Obama's two-pronged message of peace talks but prolonged troop presence unsettled what appeared to be a Taliban strategy of running out the clock on the US withdrawal target of 2014. The Taliban's statement today suggests the insurgency is irked by the move to "prolong the occupation."
Whether Mr. Obama's gambit pushes the Taliban to publicly return to negotiations remains to be seen. While today's statement signaled openness again to negotiations, it also expressed doubts about NATO's sincerity in wanting to leave.
"The foreigners should forgo prolonging and complicating the Afghan issue for their colonialist objectives," the statement reads.
It goes on to remind NATO that, despite the 2024 extension, there are domestic pressures to wrap up the war soon.

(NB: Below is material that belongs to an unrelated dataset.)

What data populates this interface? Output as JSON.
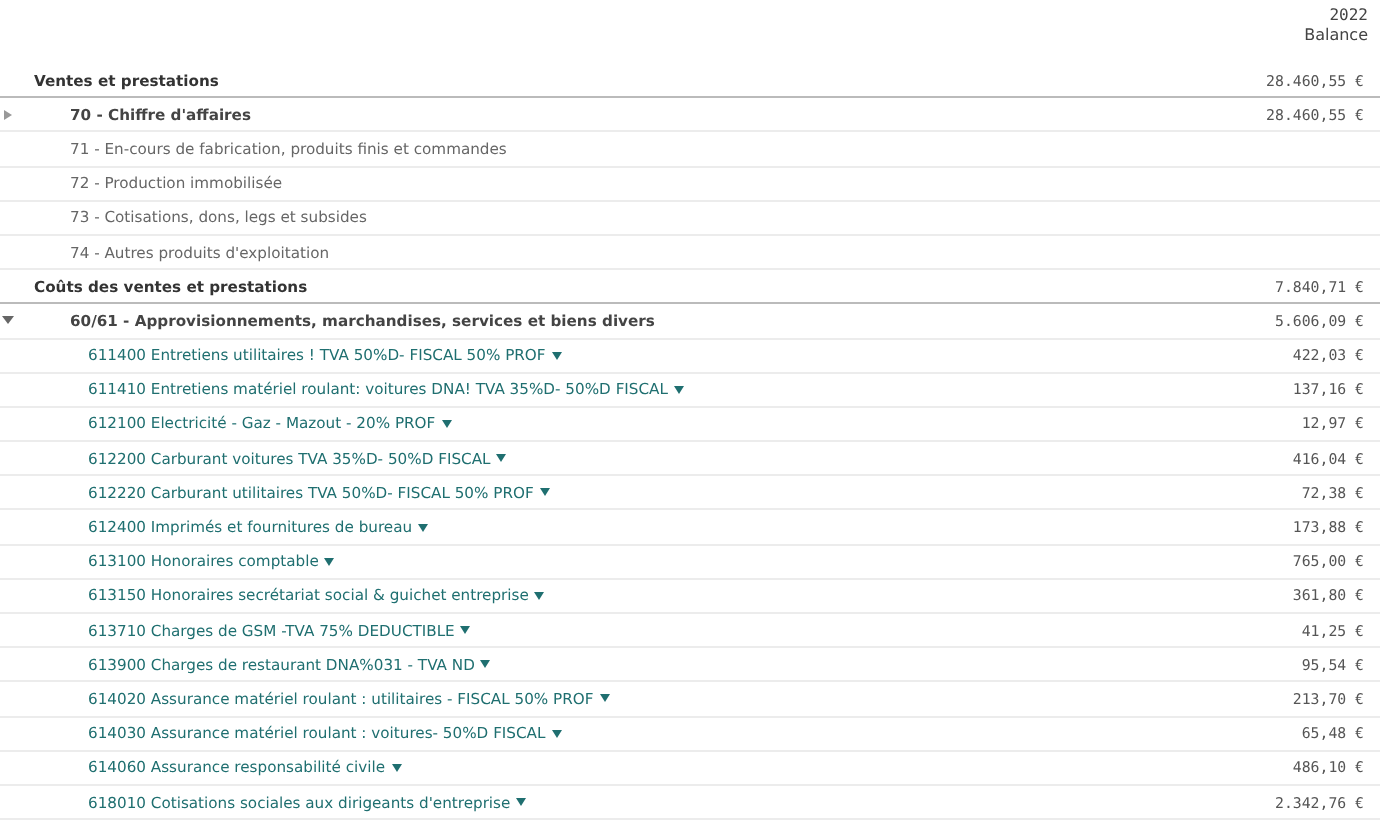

The statement cites a recent CBS News/New York Times poll in which 69 percent of respondents said the US shouldn't be involved in Afghanistan. Indeed, Monitor polling on the new US-Afghanistan strategic pact found nearly two-thirds of Americans reject the broad outlines of the deal.
The Taliban statement also reiterated the group's stance that they were not involved in the 9/11 attacks and will not allow Afghan soil to be used to launch attacks on other countries.
"The Islamic Emirate once again declares that it holds no agenda of harming anyone nor will it let anyone harm other countries from the soil of Afghanistan hence there is no reason for the occupying countries including America to continue the occupation of Afghanistan under the pretext of safeguarding its own security," the statement reads.